Opener instrumental "Oculus Ex Inferni" (loosely translated, "The Eye Of Hell") sets the stage for the album with an epic orchestral arrangement accentuated by some background riffing from Romeo and drum work from Rullo before fading into "Set The World On Fire (The Lie Of Lies)," a furiously aggressive galloper with a typically heavy-yet-catchy Symphony X trademark chorus and a superb lead break tradeoff section. The closing riff for this track is just CRUSHING, especially with the choir chanting in the background for atmospheric reinforcement. The pace doesn't slacken a bit on "Domination" as Lepond launches into a cool bass lick somewhat reminiscent of the intro for "Sea Of Lies" from the DIVINE WINGS album before the band launches into another explosion of technical excellence melded with chugging double-bass-driven groove and near-sadistic-sounding wickedly-barbed vocals from Allen. Personal favorite "The Walls Of Babylon" opens with an eerie-sounding Arabic-style vocal piece bridging into a great heavy-technical riff backed by a decidedly evil-tinged choir chant. The vocals don't enter until nearly three and a half minutes into the song, giving it plenty of time to build atmosphere, and the solos are some of the best on the album. "Seven" (this is the band's seventh studio album...and the track is almost exactly seven minutes long...but oddly enough, it's not the seventh track?) opens up with a neoclassical instrumental flurry before launching into an excellent speedy track along the same lines as many of their faster-paced cuts from earlier albums. The album isn't all fire and fury, though - the title track is a slower balladish number with piano and guitar lines somewhat similar to the two parts of "The Accolade" from the DIVINE WINGS and ODYSSEY albums, a great lead break section, and some truly emotive vocals including a skin-shiveringly beautiful and hauntingly moving chorus. The other ballad on the album is "The Sacrifice," which is a serious and heartfelt romantic piece with another fantastic chorus and a classical guitar outro.

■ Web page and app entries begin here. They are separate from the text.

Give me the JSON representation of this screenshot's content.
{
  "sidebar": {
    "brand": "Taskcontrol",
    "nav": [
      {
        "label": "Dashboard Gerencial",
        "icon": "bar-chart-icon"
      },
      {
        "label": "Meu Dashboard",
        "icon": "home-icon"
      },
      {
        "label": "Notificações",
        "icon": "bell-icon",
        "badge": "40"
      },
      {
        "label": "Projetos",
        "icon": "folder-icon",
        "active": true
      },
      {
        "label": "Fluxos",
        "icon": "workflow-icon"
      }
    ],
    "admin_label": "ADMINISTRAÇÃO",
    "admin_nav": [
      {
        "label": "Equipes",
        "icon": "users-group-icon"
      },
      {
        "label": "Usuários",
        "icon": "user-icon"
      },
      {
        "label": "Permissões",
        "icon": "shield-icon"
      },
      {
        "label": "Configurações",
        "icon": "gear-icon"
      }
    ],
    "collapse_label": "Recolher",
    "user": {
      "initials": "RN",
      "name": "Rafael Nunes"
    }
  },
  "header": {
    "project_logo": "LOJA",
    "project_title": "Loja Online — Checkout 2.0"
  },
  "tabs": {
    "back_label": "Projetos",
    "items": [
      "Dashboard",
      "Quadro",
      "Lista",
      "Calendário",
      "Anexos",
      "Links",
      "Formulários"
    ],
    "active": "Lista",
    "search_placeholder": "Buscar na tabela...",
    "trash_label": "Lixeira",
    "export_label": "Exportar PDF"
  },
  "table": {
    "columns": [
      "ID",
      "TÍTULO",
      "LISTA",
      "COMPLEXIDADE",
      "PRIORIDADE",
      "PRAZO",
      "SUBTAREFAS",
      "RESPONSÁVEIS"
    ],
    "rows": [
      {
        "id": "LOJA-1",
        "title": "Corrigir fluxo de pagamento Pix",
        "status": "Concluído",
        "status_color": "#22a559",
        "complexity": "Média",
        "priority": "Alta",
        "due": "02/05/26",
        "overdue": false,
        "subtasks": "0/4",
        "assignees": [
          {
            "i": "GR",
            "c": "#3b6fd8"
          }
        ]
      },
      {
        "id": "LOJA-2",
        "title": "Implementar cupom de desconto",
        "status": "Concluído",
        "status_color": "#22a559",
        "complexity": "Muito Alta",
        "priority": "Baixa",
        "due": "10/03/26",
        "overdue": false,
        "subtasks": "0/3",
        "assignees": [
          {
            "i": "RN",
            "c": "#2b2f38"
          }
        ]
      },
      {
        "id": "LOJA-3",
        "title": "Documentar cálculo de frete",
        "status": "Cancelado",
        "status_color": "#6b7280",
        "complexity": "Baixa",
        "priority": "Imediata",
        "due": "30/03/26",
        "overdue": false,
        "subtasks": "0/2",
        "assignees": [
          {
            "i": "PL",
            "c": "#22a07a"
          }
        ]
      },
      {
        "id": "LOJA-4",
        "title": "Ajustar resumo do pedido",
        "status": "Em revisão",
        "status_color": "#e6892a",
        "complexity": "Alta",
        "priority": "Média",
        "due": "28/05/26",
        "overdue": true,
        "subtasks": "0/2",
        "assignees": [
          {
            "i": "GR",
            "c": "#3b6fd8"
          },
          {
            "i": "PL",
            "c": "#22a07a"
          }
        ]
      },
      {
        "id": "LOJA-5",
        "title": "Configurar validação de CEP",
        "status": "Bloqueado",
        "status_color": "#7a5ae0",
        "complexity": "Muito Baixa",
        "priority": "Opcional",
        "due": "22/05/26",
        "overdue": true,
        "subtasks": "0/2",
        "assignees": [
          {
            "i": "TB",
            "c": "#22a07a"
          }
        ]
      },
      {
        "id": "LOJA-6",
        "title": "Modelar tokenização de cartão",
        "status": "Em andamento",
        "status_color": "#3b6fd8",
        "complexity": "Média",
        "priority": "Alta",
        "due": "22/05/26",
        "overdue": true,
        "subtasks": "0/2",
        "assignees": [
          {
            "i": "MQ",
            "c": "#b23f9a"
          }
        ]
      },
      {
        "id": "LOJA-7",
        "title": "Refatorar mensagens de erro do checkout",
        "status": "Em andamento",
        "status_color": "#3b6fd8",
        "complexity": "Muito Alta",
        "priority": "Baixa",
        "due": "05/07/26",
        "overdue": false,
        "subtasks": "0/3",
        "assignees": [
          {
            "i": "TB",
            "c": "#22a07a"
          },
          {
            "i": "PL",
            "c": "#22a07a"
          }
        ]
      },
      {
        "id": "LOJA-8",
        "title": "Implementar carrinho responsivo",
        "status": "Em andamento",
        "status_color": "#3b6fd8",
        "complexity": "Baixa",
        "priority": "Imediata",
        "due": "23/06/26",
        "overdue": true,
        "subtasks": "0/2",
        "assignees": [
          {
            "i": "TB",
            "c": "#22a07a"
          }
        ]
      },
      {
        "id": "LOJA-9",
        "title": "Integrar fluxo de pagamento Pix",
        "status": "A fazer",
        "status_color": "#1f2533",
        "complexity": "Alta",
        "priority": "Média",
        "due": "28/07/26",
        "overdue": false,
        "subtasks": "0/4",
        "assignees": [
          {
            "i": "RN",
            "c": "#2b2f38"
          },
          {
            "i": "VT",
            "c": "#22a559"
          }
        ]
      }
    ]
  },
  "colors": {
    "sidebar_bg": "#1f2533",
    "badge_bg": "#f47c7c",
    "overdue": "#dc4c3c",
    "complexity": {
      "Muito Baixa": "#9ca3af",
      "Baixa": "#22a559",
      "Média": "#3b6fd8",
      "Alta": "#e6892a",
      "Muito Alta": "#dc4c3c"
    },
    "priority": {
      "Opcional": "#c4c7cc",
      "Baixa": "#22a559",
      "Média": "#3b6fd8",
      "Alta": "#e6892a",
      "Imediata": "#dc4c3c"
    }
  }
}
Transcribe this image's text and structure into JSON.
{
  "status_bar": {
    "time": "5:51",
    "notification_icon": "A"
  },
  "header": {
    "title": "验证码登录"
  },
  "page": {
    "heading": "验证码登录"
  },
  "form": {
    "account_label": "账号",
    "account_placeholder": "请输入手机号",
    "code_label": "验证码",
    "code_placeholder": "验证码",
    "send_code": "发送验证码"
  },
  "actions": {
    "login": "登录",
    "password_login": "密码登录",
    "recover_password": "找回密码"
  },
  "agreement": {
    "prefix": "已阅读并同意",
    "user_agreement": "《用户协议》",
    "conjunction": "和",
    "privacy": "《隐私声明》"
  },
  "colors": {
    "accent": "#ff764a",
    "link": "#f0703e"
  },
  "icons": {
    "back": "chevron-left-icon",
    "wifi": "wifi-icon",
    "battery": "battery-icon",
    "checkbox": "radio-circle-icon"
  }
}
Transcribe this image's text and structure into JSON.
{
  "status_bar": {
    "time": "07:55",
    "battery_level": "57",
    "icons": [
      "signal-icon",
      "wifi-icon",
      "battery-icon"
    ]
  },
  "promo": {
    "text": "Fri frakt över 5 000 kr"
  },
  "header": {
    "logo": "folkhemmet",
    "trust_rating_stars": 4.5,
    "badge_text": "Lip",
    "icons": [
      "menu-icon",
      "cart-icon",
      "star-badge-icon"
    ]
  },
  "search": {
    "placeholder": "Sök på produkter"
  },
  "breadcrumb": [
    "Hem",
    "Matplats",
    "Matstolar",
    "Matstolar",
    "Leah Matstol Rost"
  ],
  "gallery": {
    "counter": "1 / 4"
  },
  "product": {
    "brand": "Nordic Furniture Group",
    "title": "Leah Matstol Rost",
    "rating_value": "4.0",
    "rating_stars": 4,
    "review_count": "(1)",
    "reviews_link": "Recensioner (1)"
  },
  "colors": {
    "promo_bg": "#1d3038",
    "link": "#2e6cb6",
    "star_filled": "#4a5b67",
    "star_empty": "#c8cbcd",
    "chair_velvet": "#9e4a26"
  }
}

Perhaps the only weakness I can find on the album is just a little shade of "haven't I heard that before?" While no two songs on this album sound repetitious of each other, some portions of a few songs do sound fairly similar to prior Symphony X work - for example, some of the orchestral parts in "Oculus Ex Inferni" are reminiscent of bits of the intro to "The Odyssey," there's the aforementioned nod to previous work in "Domination" which some may find a little too familiar, and perhaps a couple more sections here and there. One piece of musical repetition from a prior album is deliberate - on closer "Revelation," the fadeout theme is the same as one of the major themes from the title track of the DIVINE WINGS album - not surprising, given that the song's subtitle "Divus Pennae Ex Tragoedia" loosely translates into "Divine Wings Of Tragedy." Other than those occasional moments, all I can say is although some of the songs may be about Hell, the album is sixty-one minutes of power-prog heaven!
Some fans who had been hoping for a return to the less-heavy, more prog-oriented sound of the band's early works may be somewhat disappointed with the direction they've taken on PARADISE LOST, but for most, this will and should be considered an absolute masterpiece. For me, it's a very strong contender for album of the year and a disc I simply cannot recommend enough.